Right from the start of his career, Richard Rodney
Bennett showed his versatility in writing works of markedly different
character. His ‘serious’ works, such as the Piano Concerto,
the orchestral Aubade and the choral-orchestral Spells,
displayed Bennett’s skills in writing serially influenced music that
was nevertheless lyrical at heart and very accessible. As the superb
Piano Concerto of 1968 amply shows, Bennett was never
a strict serialist as his fellow composers Peter Maxwell Davies and
Harrison Birtwistle were at that time. Some parts of the Piano Concerto,
e.g. the first movement, are delicately scored whereas the quicker ones
have lively dance rhythms. (By the way, why does the sleeve and cover
mentions this as Piano Concerto No.1?)
The later Concerto for Stan Getz, for
saxophone and orchestra, obviously pays homage to the American jazz
player but cleverly avoids the obvious traps in which the music might
have fallen. No pastiche here, but a deeply felt homage, again in a
quite accessible idiom.
The other pieces show the lighter side of Bennett’s
music making. The gorgeous Waltz from Murder on the Orient Express
is now world-famous and quite deservedly so, whereas the short excerpt
from Four Weddings and a Funeral is a delightful vignette
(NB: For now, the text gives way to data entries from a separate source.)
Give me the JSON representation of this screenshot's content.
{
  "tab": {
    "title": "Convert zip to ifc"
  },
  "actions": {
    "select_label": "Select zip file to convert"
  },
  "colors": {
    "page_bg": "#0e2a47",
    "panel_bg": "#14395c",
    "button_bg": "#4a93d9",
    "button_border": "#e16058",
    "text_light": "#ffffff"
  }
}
of great charm.
Bennett has repeatedly arranged well-known standards,
and his arrangement of three songs under the title Dream Sequence
was composed for inclusion in a disc compiled to mark the birth of Julian
Lloyd Webber’s son (we are not told when this was actually composed).
Light-weight stuff, maybe, but very enjoyable.
It is good to have Stephen Kovacevich’s reading of
the Piano Concerto back in the catalogue; and, with the
inclusion of the other pieces, this release is a good introduction to
or a timely reminder of Bennett’s varied but never indifferent music.
Nevertheless I find it a pity that this CD, rather short in terms of
playing time, does not include either Spells, Aubade,
Calendar or Commedia IV for brass quintet
which were recorded by ARGO many years ago and that are no longer available
at the time of writing, though Spells has been available
on CONTINUUM some time ago. If some or all these pieces had been included
rather than the film music snippets and the enjoyable, though light-weight
cello work, I think that this release would have been a much better
introduction to Bennett’s music.